Pamela M. Marcus, Erik J. Bergstralh, Richard M. Fagerstrom, et al.
Abramson Cancer Center of the University of Pennsylvania
Ultima Vez Modificado: 1 de noviembre del 2001
Reviewers: Li Liu, MD
Source: Journal of the National Cancer Institute, Volume 92:1308-1316, (August) 2000
Précis: Screening does not reduce long-term lung cancer mortality
At present, there is widespread acceptance that screening for the early detection of lung cancer is not indicated. The American Cancer Society and the National Cancer Institute (NCI) recommend against efforts for early detection of lung cancer by mass screening (Ann Intern Med 1989 Aug 1;111(3):232-7
). An early report of the Mayo Lung Project observed no reduction in lung cancer mortality with an intense screening regimen consisting of chest x-ray and sputum cytology. In this report, the researchers updated their results with extended follow-up and more participants.
A total of 9211 male smokers were randomly assigned to either undergo a chest x-ray and sputum cytology every 4 months for 6 years (screening group) or were advised to have the same tests annually (usual care group).
- Lung cancer mortality was 4.4 per 1000 person-years in the screening group and 3.9 per 1000 person-years in the usual-care group, which was not statistically different.

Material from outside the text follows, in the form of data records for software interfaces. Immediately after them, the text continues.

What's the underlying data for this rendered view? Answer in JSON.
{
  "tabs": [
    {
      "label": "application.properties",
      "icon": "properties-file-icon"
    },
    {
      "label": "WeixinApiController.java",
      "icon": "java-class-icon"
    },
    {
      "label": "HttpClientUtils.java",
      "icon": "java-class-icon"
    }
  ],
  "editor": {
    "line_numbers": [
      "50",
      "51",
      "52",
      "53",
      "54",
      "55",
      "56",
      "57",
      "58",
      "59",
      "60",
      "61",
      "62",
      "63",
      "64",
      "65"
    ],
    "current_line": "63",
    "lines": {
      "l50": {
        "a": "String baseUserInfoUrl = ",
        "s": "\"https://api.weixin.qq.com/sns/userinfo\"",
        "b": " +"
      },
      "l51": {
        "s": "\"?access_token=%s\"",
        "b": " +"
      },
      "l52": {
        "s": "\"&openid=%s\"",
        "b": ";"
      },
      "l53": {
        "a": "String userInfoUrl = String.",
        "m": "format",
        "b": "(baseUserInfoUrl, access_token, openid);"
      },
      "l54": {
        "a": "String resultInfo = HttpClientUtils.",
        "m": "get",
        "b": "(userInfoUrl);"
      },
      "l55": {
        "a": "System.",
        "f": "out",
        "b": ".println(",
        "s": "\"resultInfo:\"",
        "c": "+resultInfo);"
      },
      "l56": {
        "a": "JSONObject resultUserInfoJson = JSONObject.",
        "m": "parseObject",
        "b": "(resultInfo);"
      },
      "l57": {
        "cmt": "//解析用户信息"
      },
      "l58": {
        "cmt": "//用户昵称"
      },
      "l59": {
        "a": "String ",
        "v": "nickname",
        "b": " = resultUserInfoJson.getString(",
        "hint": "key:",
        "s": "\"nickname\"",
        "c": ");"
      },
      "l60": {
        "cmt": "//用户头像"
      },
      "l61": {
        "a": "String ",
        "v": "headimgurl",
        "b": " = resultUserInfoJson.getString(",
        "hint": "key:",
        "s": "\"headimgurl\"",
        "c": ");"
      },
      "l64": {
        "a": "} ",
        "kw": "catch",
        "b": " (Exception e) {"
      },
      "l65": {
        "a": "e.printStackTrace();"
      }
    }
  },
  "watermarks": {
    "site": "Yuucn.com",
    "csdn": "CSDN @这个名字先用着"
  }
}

- The median survival after diagnosis for the screened group was 1.3 years compared with 0.9 years for those in the usual-care group.
- For those with resected early-stage disease, the median survival was 16 years in the screened group compared with 5 years in the usual-care group, although this was not statistically significant.
After an extended follow-up, the researchers of the Mayo Lung Project concluded that intense screening of smokers by chest x-ray and sputum cytology did not reduce the lung cancer mortality rate, but did appear to increase survival length. This study suggests that such screening may be identifying lung cancers earlier, but with limited clinical relevance.
Volume CT Scans May Improve Lung-Cancer Workups
Mar 6, 2015 - In patients at high risk for lung cancer, volume computed tomography scanning of non-calcified pulmonary nodules over time may provide important diagnostic information, according to a study in the Dec. 3 New England Journal of Medicine.
Frequently Asked Questions
National Cancer Institute
I Wish You Knew
How cancer patients have changed my life
Blogs and Web Chats
OncoLink Blogs give our readers a chance to react to and comment on key cancer news topics and provides a forum for OncoLink Experts and readers to share opinions and learn from each other.
Frente a un nuevo diagnóstico de cáncer o de cambiar el curso de su tratamiento actual? Deje que nuestro personal de enfermería cáncer que ayudan a pasar!